Ira Glass is not someone you’d think of as a closer.  He’s not Alec Baldwin in Glengarry Glen Ross.  He looks like a mix of Buddy Holly and Billie Joe Armstrong and he sounds like your average run of the mill nerd.  But boy, he makes sense.  He cuts his pitch down from the general and talks to the individual.  He talks to the addicts who are still listening even to the pledge drive.  He makes sense.  He also makes you feel guilty, not in the terrible guilty where you end up eating a dozen donuts, but the guilty where you pick up the phone.  The other day, after calling a big-listening non-donator at home, he actually got the guy to say, “I’ve been a scoundrel.”  That’s incredible!  He got a grown man to call himself a scoundrel and then donate.  And imagine all the dozens of other scoundrels listening to that who called in afterwards.  Ira Glass could be as good as Ron Popeil, “Pledge-it and Forget it!” an expert pitchman.
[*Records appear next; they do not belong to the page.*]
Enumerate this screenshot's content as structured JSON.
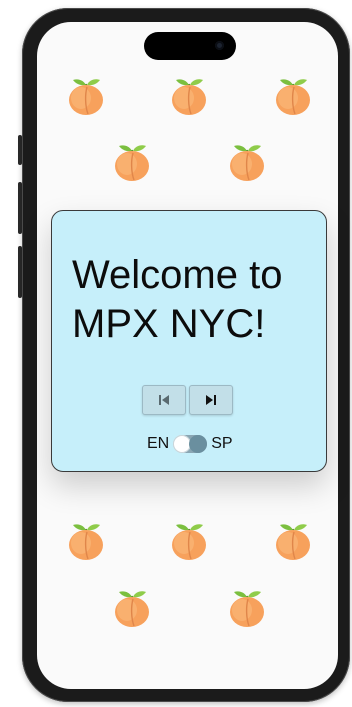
{
  "welcome": {
    "title": "Welcome to\nMPX NYC!"
  },
  "controls": {
    "prev_icon": "skip-previous-icon",
    "next_icon": "play-next-icon"
  },
  "language": {
    "left_label": "EN",
    "right_label": "SP",
    "selected": "SP"
  },
  "decor": {
    "icon": "peach-icon",
    "count": 10
  },
  "colors": {
    "card_background": "#c6effa",
    "screen_background": "#fafafa",
    "peach": "#f7a15c",
    "leaf": "#7bbf3f"
  }
}
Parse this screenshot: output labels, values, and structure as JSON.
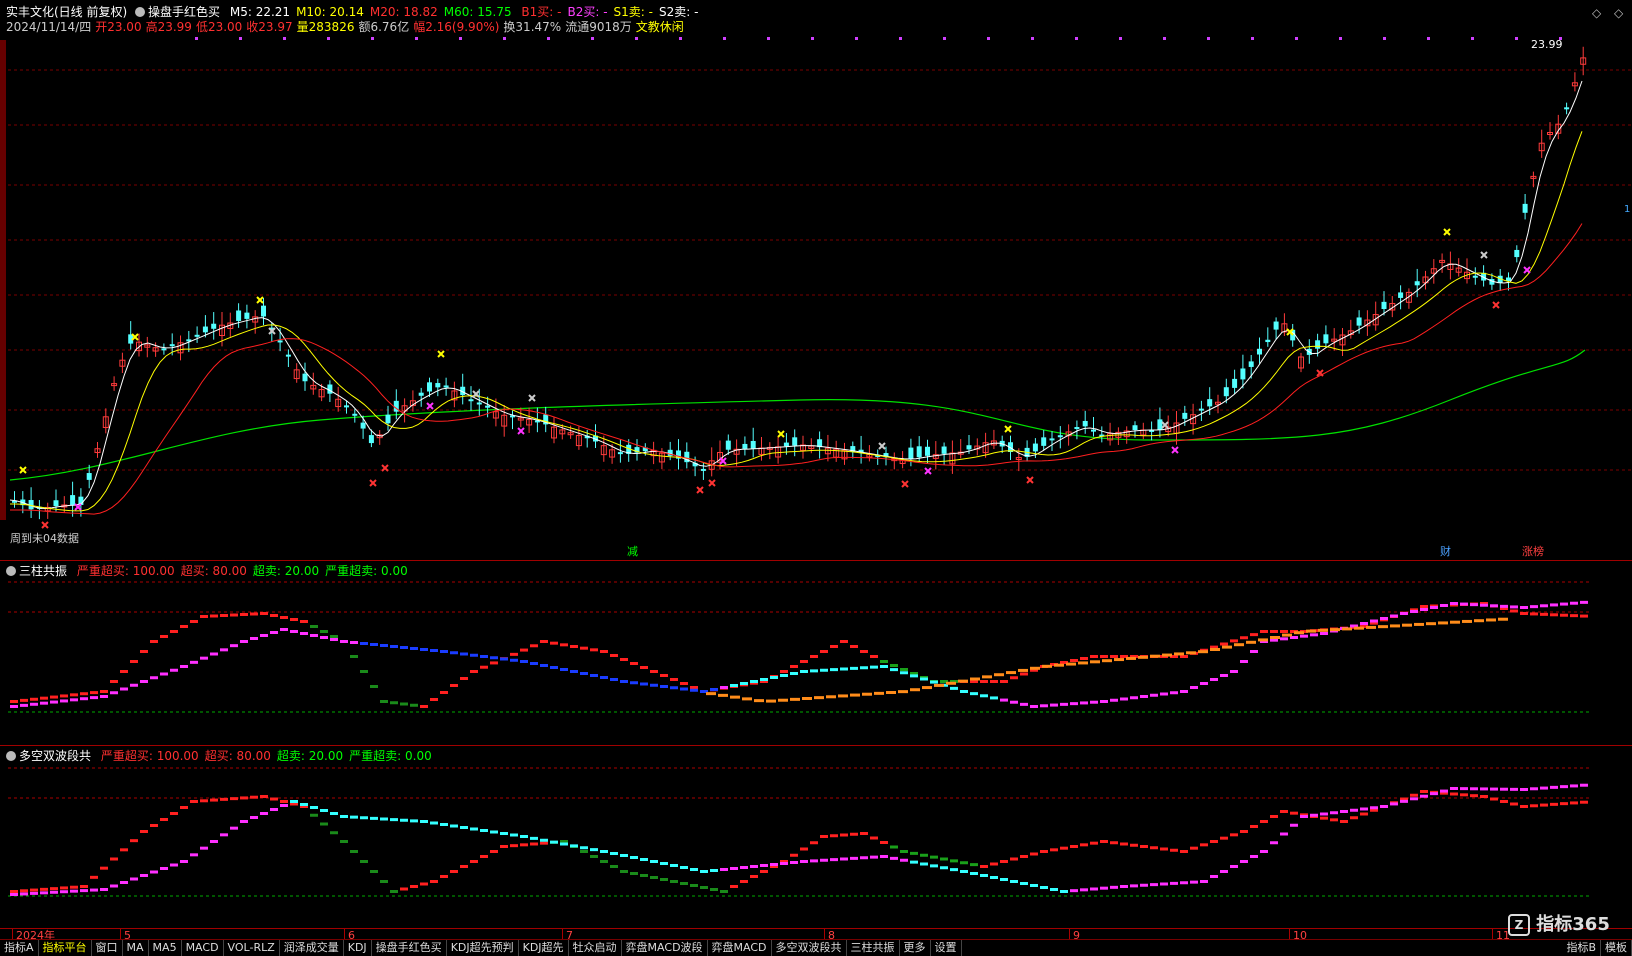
{
  "header": {
    "stock": "实丰文化(日线 前复权)",
    "indicator": "操盘手红色买",
    "ma": [
      {
        "label": "M5: 22.21",
        "color": "#ffffff"
      },
      {
        "label": "M10: 20.14",
        "color": "#ffff00"
      },
      {
        "label": "M20: 18.82",
        "color": "#ff3030"
      },
      {
        "label": "M60: 15.75",
        "color": "#00ff00"
      }
    ],
    "signals": [
      {
        "label": "B1买: -",
        "color": "#ff3030"
      },
      {
        "label": "B2买: -",
        "color": "#ff40ff"
      },
      {
        "label": "S1卖: -",
        "color": "#ffff00"
      },
      {
        "label": "S2卖: -",
        "color": "#ffffff"
      }
    ],
    "line2": [
      {
        "label": "2024/11/14/四",
        "color": "#cccccc"
      },
      {
        "label": "开23.00",
        "color": "#ff3030"
      },
      {
        "label": "高23.99",
        "color": "#ff3030"
      },
      {
        "label": "低23.00",
        "color": "#ff3030"
      },
      {
        "label": "收23.97",
        "color": "#ff3030"
      },
      {
        "label": "量283826",
        "color": "#ffff00"
      },
      {
        "label": "额6.76亿",
        "color": "#cccccc"
      },
      {
        "label": "幅2.16(9.90%)",
        "color": "#ff3030"
      },
      {
        "label": "换31.47%",
        "color": "#cccccc"
      },
      {
        "label": "流通9018万",
        "color": "#cccccc"
      },
      {
        "label": "文教休闲",
        "color": "#ffff00"
      }
    ]
  },
  "chart_labels": {
    "price_high": "23.99",
    "no_data": "周到未04数据",
    "events": [
      {
        "label": "减",
        "color": "#00ff00"
      },
      {
        "label": "财",
        "color": "#4aa0ff"
      },
      {
        "label": "涨榜",
        "color": "#ff4040"
      }
    ],
    "right_marker": "1"
  },
  "panels": [
    {
      "title": "三柱共振",
      "params": [
        {
          "label": "严重超买: 100.00",
          "color": "#ff3030"
        },
        {
          "label": "超买: 80.00",
          "color": "#ff3030"
        },
        {
          "label": "超卖: 20.00",
          "color": "#00ff00"
        },
        {
          "label": "严重超卖: 0.00",
          "color": "#00ff00"
        }
      ]
    },
    {
      "title": "多空双波段共",
      "params": [
        {
          "label": "严重超买: 100.00",
          "color": "#ff3030"
        },
        {
          "label": "超买: 80.00",
          "color": "#ff3030"
        },
        {
          "label": "超卖: 20.00",
          "color": "#00ff00"
        },
        {
          "label": "严重超卖: 0.00",
          "color": "#00ff00"
        }
      ]
    }
  ],
  "time_axis": [
    "2024年",
    "5",
    "6",
    "7",
    "8",
    "9",
    "10",
    "11"
  ],
  "tabs": [
    "指标A",
    "指标平台",
    "窗口",
    "MA",
    "MA5",
    "MACD",
    "VOL-RLZ",
    "润泽成交量",
    "KDJ",
    "操盘手红色买",
    "KDJ超先预判",
    "KDJ超先",
    "牡众启动",
    "弈盘MACD波段",
    "弈盘MACD",
    "多空双波段共",
    "三柱共振",
    "更多",
    "设置"
  ],
  "active_tab": "指标平台",
  "right_tabs": [
    "指标B",
    "模板"
  ],
  "watermark": "指标365"
}
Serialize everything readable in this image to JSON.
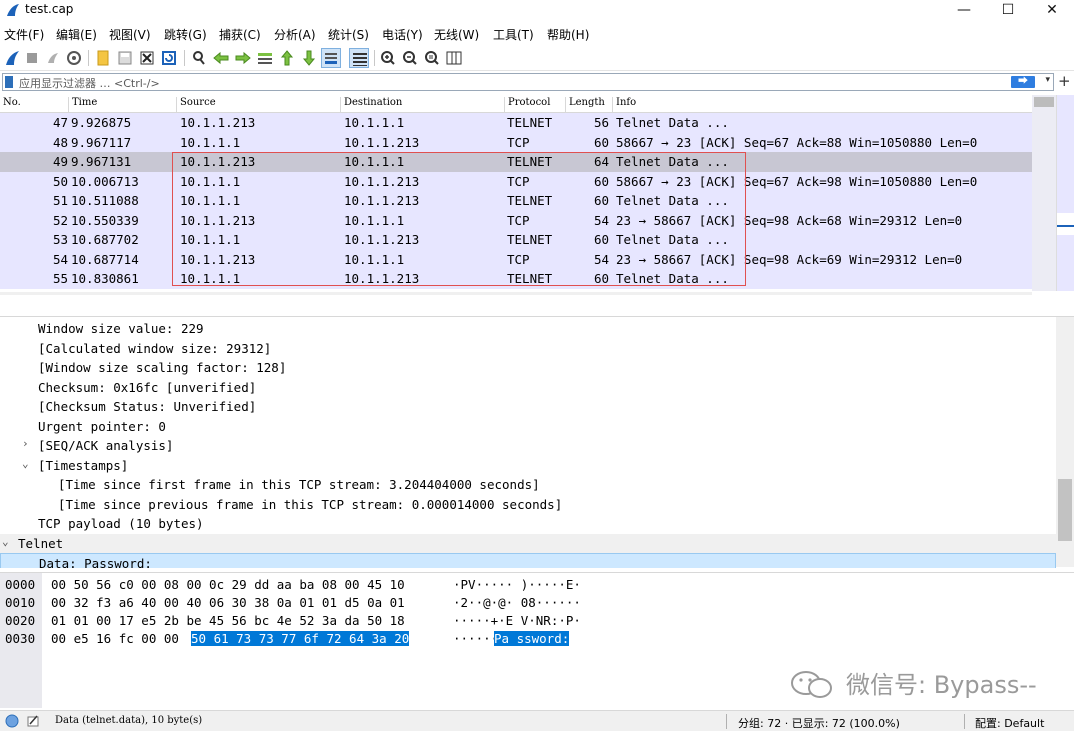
{
  "window": {
    "title": "test.cap",
    "controls": [
      "—",
      "☐",
      "✕"
    ]
  },
  "menu": [
    "文件(F)",
    "编辑(E)",
    "视图(V)",
    "跳转(G)",
    "捕获(C)",
    "分析(A)",
    "统计(S)",
    "电话(Y)",
    "无线(W)",
    "工具(T)",
    "帮助(H)"
  ],
  "toolbar_icons": [
    "shark-fin-start-icon",
    "stop-icon",
    "restart-icon",
    "capture-options-icon",
    "open-file-icon",
    "save-file-icon",
    "close-file-icon",
    "reload-icon",
    "find-icon",
    "back-icon",
    "forward-icon",
    "goto-packet-icon",
    "first-packet-icon",
    "last-packet-icon",
    "autoscroll-icon",
    "colorize-icon",
    "zoom-in-icon",
    "zoom-out-icon",
    "normal-size-icon",
    "resize-columns-icon"
  ],
  "filter": {
    "placeholder": "应用显示过滤器 … <Ctrl-/>",
    "apply_label": "⮕",
    "dropdown": "▾",
    "add": "+"
  },
  "packet_list": {
    "columns": [
      "No.",
      "Time",
      "Source",
      "Destination",
      "Protocol",
      "Length",
      "Info"
    ],
    "rows": [
      {
        "no": "47",
        "time": "9.926875",
        "src": "10.1.1.213",
        "dst": "10.1.1.1",
        "proto": "TELNET",
        "len": "56",
        "info": "Telnet Data ..."
      },
      {
        "no": "48",
        "time": "9.967117",
        "src": "10.1.1.1",
        "dst": "10.1.1.213",
        "proto": "TCP",
        "len": "60",
        "info": "58667 → 23 [ACK] Seq=67 Ack=88 Win=1050880 Len=0"
      },
      {
        "no": "49",
        "time": "9.967131",
        "src": "10.1.1.213",
        "dst": "10.1.1.1",
        "proto": "TELNET",
        "len": "64",
        "info": "Telnet Data ..."
      },
      {
        "no": "50",
        "time": "10.006713",
        "src": "10.1.1.1",
        "dst": "10.1.1.213",
        "proto": "TCP",
        "len": "60",
        "info": "58667 → 23 [ACK] Seq=67 Ack=98 Win=1050880 Len=0"
      },
      {
        "no": "51",
        "time": "10.511088",
        "src": "10.1.1.1",
        "dst": "10.1.1.213",
        "proto": "TELNET",
        "len": "60",
        "info": "Telnet Data ..."
      },
      {
        "no": "52",
        "time": "10.550339",
        "src": "10.1.1.213",
        "dst": "10.1.1.1",
        "proto": "TCP",
        "len": "54",
        "info": "23 → 58667 [ACK] Seq=98 Ack=68 Win=29312 Len=0"
      },
      {
        "no": "53",
        "time": "10.687702",
        "src": "10.1.1.1",
        "dst": "10.1.1.213",
        "proto": "TELNET",
        "len": "60",
        "info": "Telnet Data ..."
      },
      {
        "no": "54",
        "time": "10.687714",
        "src": "10.1.1.213",
        "dst": "10.1.1.1",
        "proto": "TCP",
        "len": "54",
        "info": "23 → 58667 [ACK] Seq=98 Ack=69 Win=29312 Len=0"
      },
      {
        "no": "55",
        "time": "10.830861",
        "src": "10.1.1.1",
        "dst": "10.1.1.213",
        "proto": "TELNET",
        "len": "60",
        "info": "Telnet Data ..."
      }
    ],
    "selected_no": "49",
    "row_bg": "#e7e6ff",
    "selected_bg": "#c8c7d3",
    "scroll_left": "‹",
    "scroll_right": "›"
  },
  "details": [
    {
      "text": "Window size value: 229",
      "arrow": ""
    },
    {
      "text": "[Calculated window size: 29312]",
      "arrow": ""
    },
    {
      "text": "[Window size scaling factor: 128]",
      "arrow": ""
    },
    {
      "text": "Checksum: 0x16fc [unverified]",
      "arrow": ""
    },
    {
      "text": "[Checksum Status: Unverified]",
      "arrow": ""
    },
    {
      "text": "Urgent pointer: 0",
      "arrow": ""
    },
    {
      "text": "[SEQ/ACK analysis]",
      "arrow": "›"
    },
    {
      "text": "[Timestamps]",
      "arrow": "⌄"
    },
    {
      "text": "[Time since first frame in this TCP stream: 3.204404000 seconds]",
      "arrow": ""
    },
    {
      "text": "[Time since previous frame in this TCP stream: 0.000014000 seconds]",
      "arrow": ""
    },
    {
      "text": "TCP payload (10 bytes)",
      "arrow": ""
    },
    {
      "text": "Telnet",
      "arrow": "⌄"
    },
    {
      "text": "Data: Password:",
      "arrow": ""
    }
  ],
  "hex": [
    {
      "off": "0000",
      "bytes": "00 50 56 c0 00 08 00 0c  29 dd aa ba 08 00 45 10",
      "ascii": "·PV····· )·····E·"
    },
    {
      "off": "0010",
      "bytes": "00 32 f3 a6 40 00 40 06  30 38 0a 01 01 d5 0a 01",
      "ascii": "·2··@·@· 08······"
    },
    {
      "off": "0020",
      "bytes": "01 01 00 17 e5 2b be 45  56 bc 4e 52 3a da 50 18",
      "ascii": "·····+·E V·NR:·P·"
    },
    {
      "off": "0030",
      "bytes_plain": "00 e5 16 fc 00 00",
      "bytes_sel": "50 61  73 73 77 6f 72 64 3a 20",
      "ascii_plain": "······",
      "ascii_sel": "Pa ssword: "
    }
  ],
  "watermark": "微信号: Bypass--",
  "status": {
    "field": "Data (telnet.data), 10 byte(s)",
    "packets": "分组: 72 · 已显示: 72 (100.0%)",
    "profile": "配置: Default"
  }
}
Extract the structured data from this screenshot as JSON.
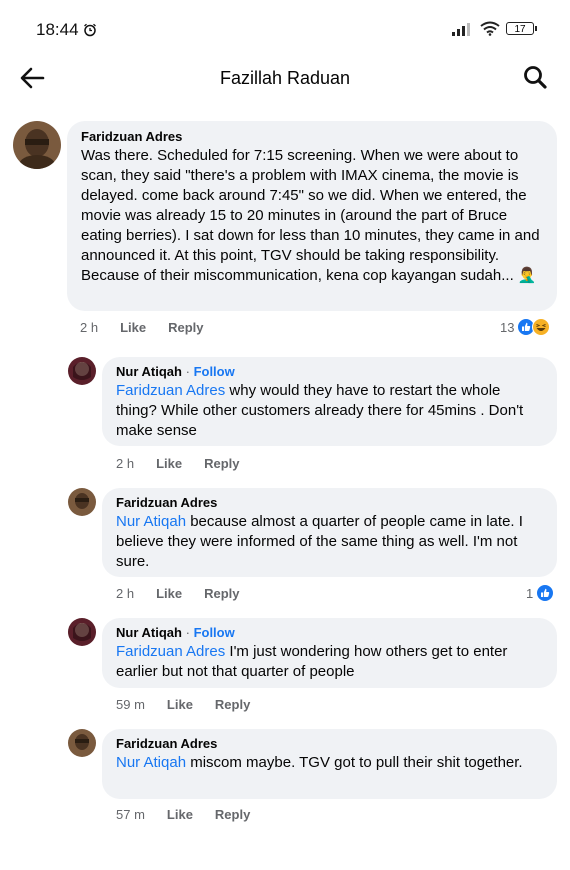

Ira Glass is an incredible reporter, but he might be an even better pledge-drive pitchman.  Now back to your regularly scheduled program.

Patronage and the Future of Art

Friday, January 7th, 2011

At the start of a recent This American Life podcast, host Ira Glass reached out to the listeners to ask for donations.  His show is broadcast on Public Radio and donations are important, not so much for this money-maker, but to many other public broadcasting productions.  Ira asks for money in a classy way and because it’s a well-deserving show it’s an easy pitch.  This idea of asking for donations does lead to a thought about where art and the money to fund it may be heading.

With the dissemination of information through the Internet becoming more possible and more persistent every year (content piracy) it’s going to be hard for artists to charge for content that users can get for free from any bit torrent website.  If people can’t help themselves from stealing from their favorite artists, their favorite artists are going to have to charge them up front.  If you want the next U2 album, you’re going to have to write Bono and the boys a check BEFORE they go into the studio, not after.  In essence, Patronage.  This is not a new concept.

In the Renaissance, Michelangelo was paid well for painting the ceiling of the Sistine Chapel, but he was paid up front and throughout the process.  His patrons didn’t wait to see what Michelangelo produced out of his own expenses to debate about whether the finished work was worth buying.  They trusted the artist and paid for his services ahead of time.  This seems logical to me.

To make your name and have someone appreciate you in the first place, YouTube and a million other blogs or websites are great places to become known.  But then once you achieve a level of success, patrons could donate to have you produce even more work.  Look at any other non-commission job out there.  You go to an interview to prove yourself and if you are hired, the employer will commit to pay the employee before any work has actually been done.  In effect, we the people will employ our artists in the future.  If we want quality art, artists will want to get paid for it, and if it’s increasingly harder to earn money on work you’ve already produced, we will have to reward our true artists with commissioned works through Patronage.  Another benefit of this is that our attention and our money will  go from YouTube “productions” like Charley Bit My Finger, which is really cute, to true artists.

If we’re going to keep pirating, and I’m sure people will keep pirating, then be ready for the day when you’re going to have to start paying for artists instead of art.